Hyper-local campaign expands into new markets to show off the company's vast cultural insight.
Yellow Pages is proving that they can still help you find exactly what you’re looking for, no matter where you are.
The campaign, which began on June 2 and will run until the end of July, promotes Yellow Pages’ mobile app by showing off how easily they can tap into their expertise of Canada’s major cities. They are doing this with cheeky, hyper-local ads that highlight exactly what products, services and culture are available in the neighbourhoods in which they appear, or how to get to ones that have what people are looking for.
The most eye-grabbing and ubiquitous segment of the campaign is the transit advertising, with display ads in subway stations, bus shelters and on the sides of vehicles.
Yellow Pages has also begun to roll out full-page print ads in Metro newspapers and the cities’ respective cultural magazines and alt-weeklies. The OOH side will also have a presence in patios, restopubs, and gyms, and will also feature night projections, billboards and displays on digital screens.
If that seems like a lot, that’s because it’s exactly what Yellow Pages was going for.
“Our philosophy in advertising is not complicated,” Andre Leblanc, director of marketing communications at Yellow Pages Group, tells MiC. “We’re not going to go into a market unless we have a totally dominant campaign.”
There are nearly 350 unique, location-specific ads across Toronto, an increase of 25% in media intensity from the similar campaign the company ran in the city last year. This includes a total takeover of St. George and Dundas subway stations, covering all display surfaces, with additional creative on steps and wrapped pillars.
“The recall numbers were through the roof,” Leblanc says of last year’s success. “The ultra-relevance of the campaign was extremely appreciated. We’re already observing the same thing this time around.”
Based on that success, Yellow Pages has expanded into new markets. There will be 250 unique ads in Montreal, 200 in Vancouver and 150 in Calgary.
“The level of dominance that you’re seeing is equal in those four cities,” Leblanc says. “We tried to put together strategies in other markets that had that dominating type of effect.”
While Yellow Pages couldn’t do the kind of takeovers in the other markets as they did in Toronto’s subway stations, they are trying to achieve a similar level of reach at city-specific events like the Calgary Stampede and Vancouver’s outdoor Summer Cinema Series.

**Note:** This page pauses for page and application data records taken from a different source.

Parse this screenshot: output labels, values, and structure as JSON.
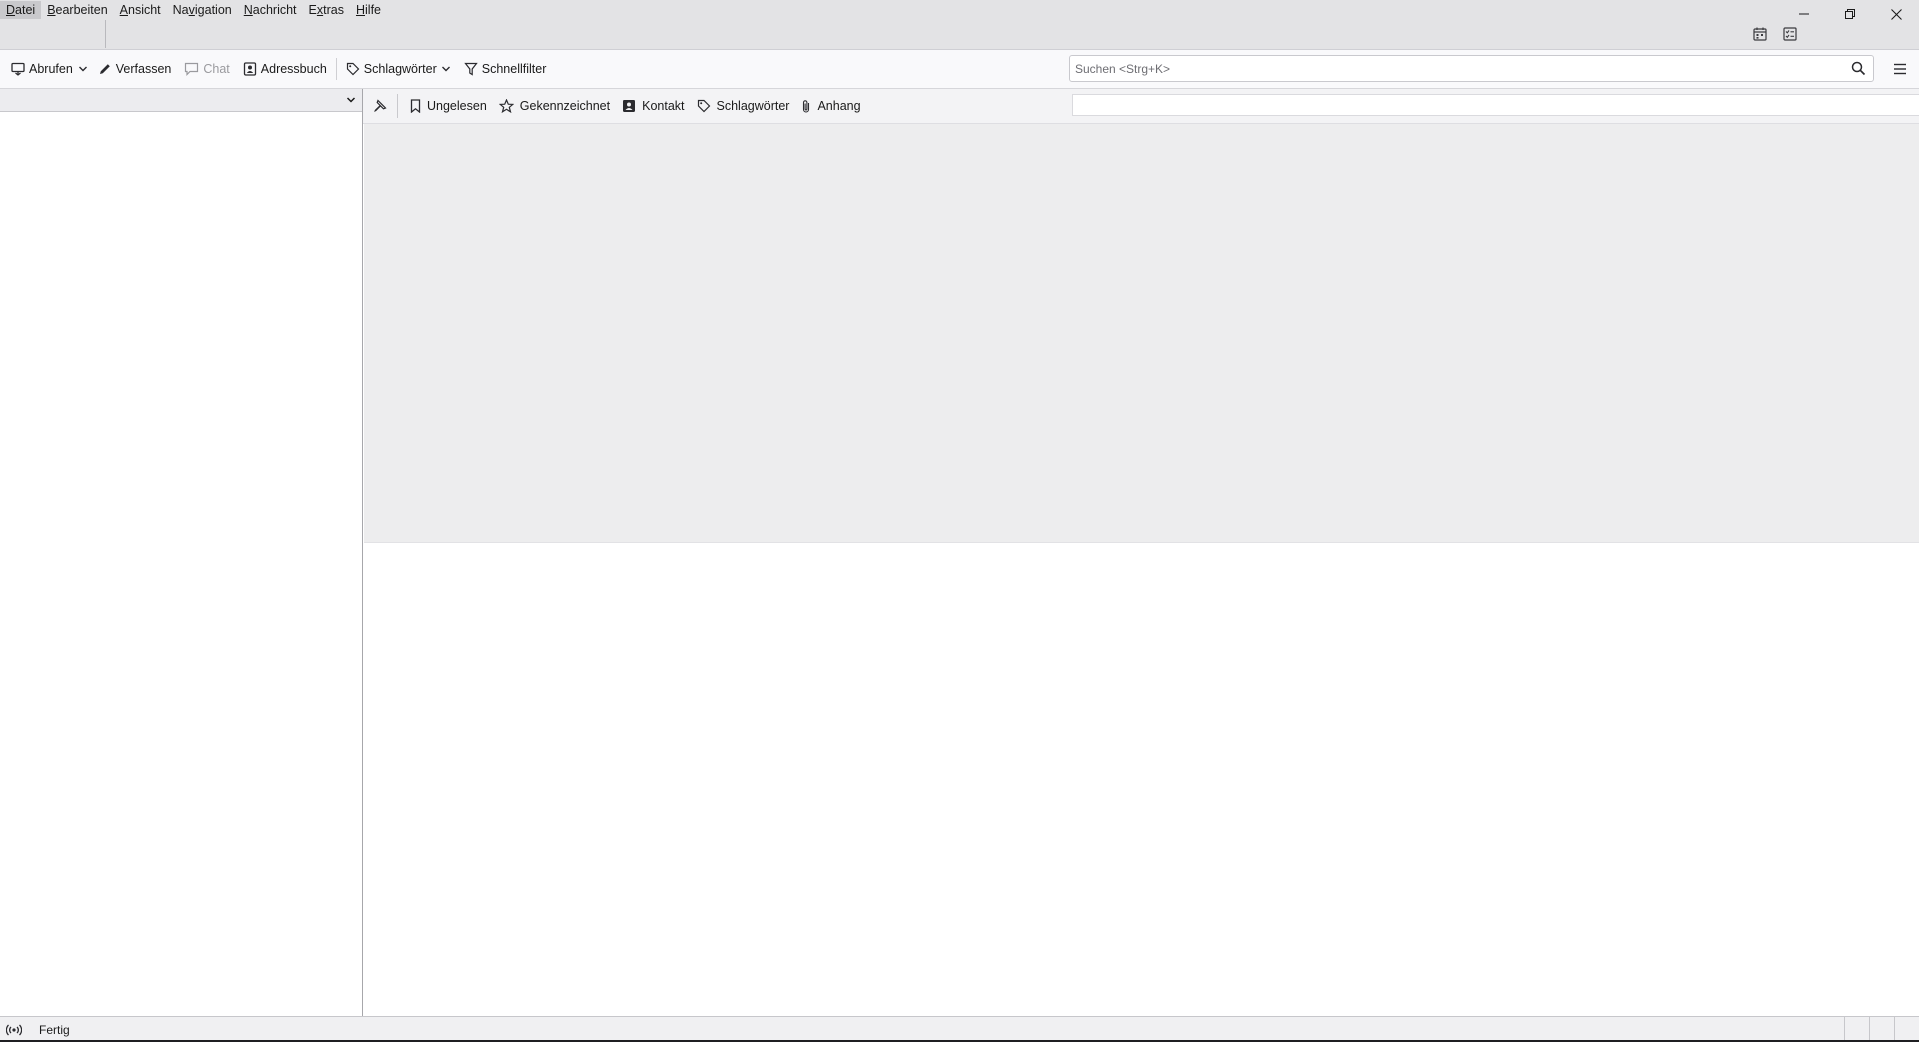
{
  "menubar": {
    "items": [
      {
        "pre": "",
        "acc": "D",
        "post": "atei"
      },
      {
        "pre": "",
        "acc": "B",
        "post": "earbeiten"
      },
      {
        "pre": "",
        "acc": "A",
        "post": "nsicht"
      },
      {
        "pre": "Na",
        "acc": "v",
        "post": "igation"
      },
      {
        "pre": "",
        "acc": "N",
        "post": "achricht"
      },
      {
        "pre": "E",
        "acc": "x",
        "post": "tras"
      },
      {
        "pre": "",
        "acc": "H",
        "post": "ilfe"
      }
    ],
    "active_index": 0
  },
  "spaces": {
    "calendar_icon": "calendar-icon",
    "tasks_icon": "tasks-icon"
  },
  "toolbar": {
    "get_messages_label": "Abrufen",
    "write_label": "Verfassen",
    "chat_label": "Chat",
    "address_book_label": "Adressbuch",
    "tag_label": "Schlagwörter",
    "quick_filter_label": "Schnellfilter"
  },
  "search": {
    "placeholder": "Suchen <Strg+K>"
  },
  "quick_filter": {
    "unread_label": "Ungelesen",
    "starred_label": "Gekennzeichnet",
    "contact_label": "Kontakt",
    "tags_label": "Schlagwörter",
    "attachment_label": "Anhang",
    "filter_value": ""
  },
  "folder_pane": {
    "selected_folder": ""
  },
  "status": {
    "text": "Fertig"
  },
  "colors": {
    "titlebar_bg": "#e3e3e5",
    "toolbar_bg": "#f9f9fb",
    "thread_pane_bg": "#ededee",
    "status_bg": "#f0f0f2"
  }
}
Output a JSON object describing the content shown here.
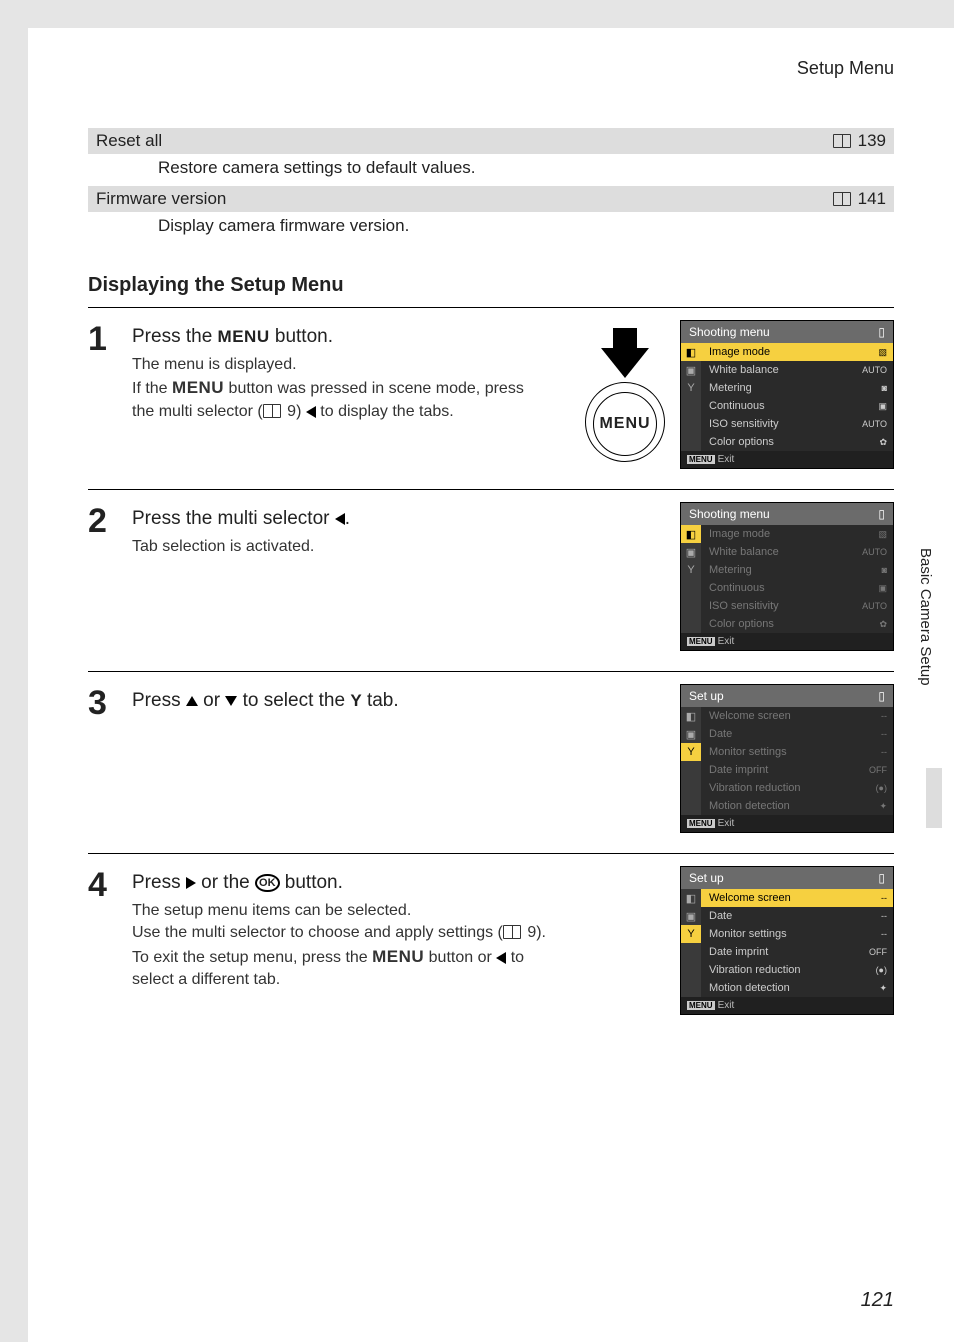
{
  "header": {
    "title": "Setup Menu"
  },
  "rows": [
    {
      "title": "Reset all",
      "page": "139",
      "desc": "Restore camera settings to default values."
    },
    {
      "title": "Firmware version",
      "page": "141",
      "desc": "Display camera firmware version."
    }
  ],
  "section_heading": "Displaying the Setup Menu",
  "steps": {
    "s1": {
      "num": "1",
      "title_a": "Press the ",
      "title_menu": "MENU",
      "title_b": " button.",
      "p1": "The menu is displayed.",
      "p2a": "If the ",
      "p2menu": "MENU",
      "p2b": " button was pressed in scene mode, press the multi selector (",
      "p2ref": "9",
      "p2c": ") ",
      "p2d": " to display the tabs.",
      "menu_btn_label": "MENU"
    },
    "s2": {
      "num": "2",
      "title_a": "Press the multi selector ",
      "title_b": ".",
      "p1": "Tab selection is activated."
    },
    "s3": {
      "num": "3",
      "title_a": "Press ",
      "title_b": " or ",
      "title_c": " to select the ",
      "title_d": " tab."
    },
    "s4": {
      "num": "4",
      "title_a": "Press ",
      "title_b": " or the ",
      "title_ok": "OK",
      "title_c": " button.",
      "p1": "The setup menu items can be selected.",
      "p2a": "Use the multi selector to choose and apply settings (",
      "p2ref": "9",
      "p2b": ").",
      "p3a": "To exit the setup menu, press the ",
      "p3menu": "MENU",
      "p3b": " button or ",
      "p3c": " to select a different tab."
    }
  },
  "cam1": {
    "title": "Shooting menu",
    "items": [
      {
        "l": "Image mode",
        "v": "▧"
      },
      {
        "l": "White balance",
        "v": "AUTO"
      },
      {
        "l": "Metering",
        "v": "◙"
      },
      {
        "l": "Continuous",
        "v": "▣"
      },
      {
        "l": "ISO sensitivity",
        "v": "AUTO"
      },
      {
        "l": "Color options",
        "v": "✿"
      }
    ],
    "exit": "Exit"
  },
  "cam2": {
    "title": "Shooting menu",
    "items": [
      {
        "l": "Image mode",
        "v": "▧"
      },
      {
        "l": "White balance",
        "v": "AUTO"
      },
      {
        "l": "Metering",
        "v": "◙"
      },
      {
        "l": "Continuous",
        "v": "▣"
      },
      {
        "l": "ISO sensitivity",
        "v": "AUTO"
      },
      {
        "l": "Color options",
        "v": "✿"
      }
    ],
    "exit": "Exit"
  },
  "cam3": {
    "title": "Set up",
    "items": [
      {
        "l": "Welcome screen",
        "v": "--"
      },
      {
        "l": "Date",
        "v": "--"
      },
      {
        "l": "Monitor settings",
        "v": "--"
      },
      {
        "l": "Date imprint",
        "v": "OFF"
      },
      {
        "l": "Vibration reduction",
        "v": "(●)"
      },
      {
        "l": "Motion detection",
        "v": "✦"
      }
    ],
    "exit": "Exit"
  },
  "cam4": {
    "title": "Set up",
    "items": [
      {
        "l": "Welcome screen",
        "v": "--"
      },
      {
        "l": "Date",
        "v": "--"
      },
      {
        "l": "Monitor settings",
        "v": "--"
      },
      {
        "l": "Date imprint",
        "v": "OFF"
      },
      {
        "l": "Vibration reduction",
        "v": "(●)"
      },
      {
        "l": "Motion detection",
        "v": "✦"
      }
    ],
    "exit": "Exit"
  },
  "side_label": "Basic Camera Setup",
  "page_number": "121"
}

The creative for a campaign like this, handled by Leo Burnett Toronto, involves a massive amount of knowledge and insight into the “live, work, play” scene not just in the cities, but within specific neighborhoods. In Vancouver and Calgary, Leo Burnett tapped into the insight of local copywriters and the Montreal-based team at Yellow Pages were able to inject their own experience into creative.

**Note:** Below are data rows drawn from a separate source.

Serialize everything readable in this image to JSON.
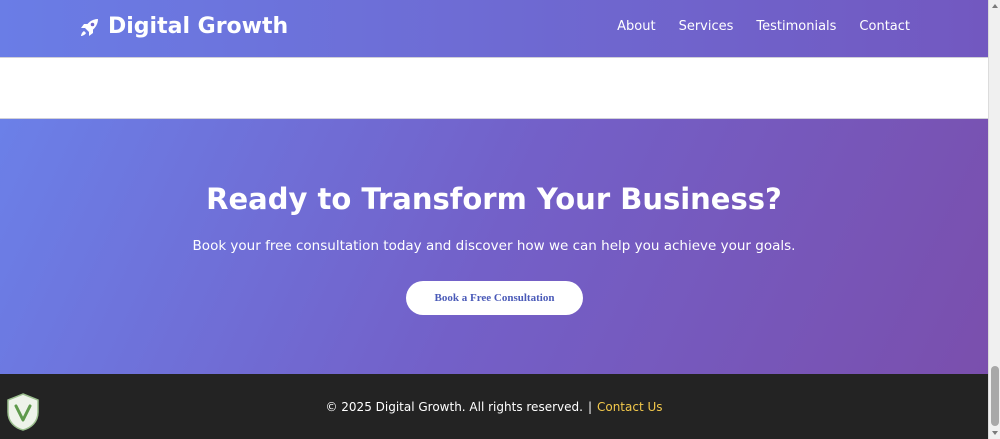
{
  "navbar": {
    "brand": "Digital Growth",
    "brand_icon": "rocket-icon",
    "links": [
      "About",
      "Services",
      "Testimonials",
      "Contact"
    ]
  },
  "cta": {
    "heading": "Ready to Transform Your Business?",
    "subtext": "Book your free consultation today and discover how we can help you achieve your goals.",
    "button_label": "Book a Free Consultation"
  },
  "footer": {
    "copyright": "© 2025 Digital Growth. All rights reserved.",
    "separator": "|",
    "contact_link": "Contact Us"
  },
  "colors": {
    "gradient_start": "#6b80e8",
    "gradient_end": "#7a4fad",
    "footer_bg": "#232323",
    "link_accent": "#f2c84b"
  }
}
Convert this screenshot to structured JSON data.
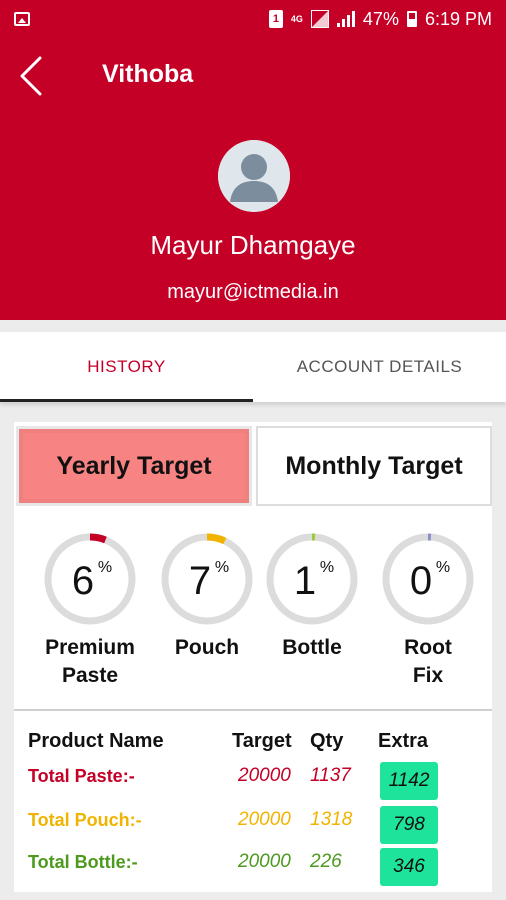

A campaign of this scale is obviously meant to get in front of as many eyes as possible, but the tongue-in-cheek nature of the creative and tie-in to the Yellow Pages smartphone app means that the appeal is for a specific kind of citizen.
“It has appeal for millennials of course, but we’re also trying to target what I’ve heard called ‘Generation WiFi,’” Leblanc says. “It’s a demographic more based on psychographic aspects than age. They’re a little bit older, perhaps, but they’re still very much plugged in.”
No longer just a thick book that lands on your doorstep once a year, Yellow Pages has been able to show that they are still relevant and useful in a digital age.
“Yellow Pages is going through this transformation from a print company to a leader in digital marketing and digital platforms,” Leblanc says.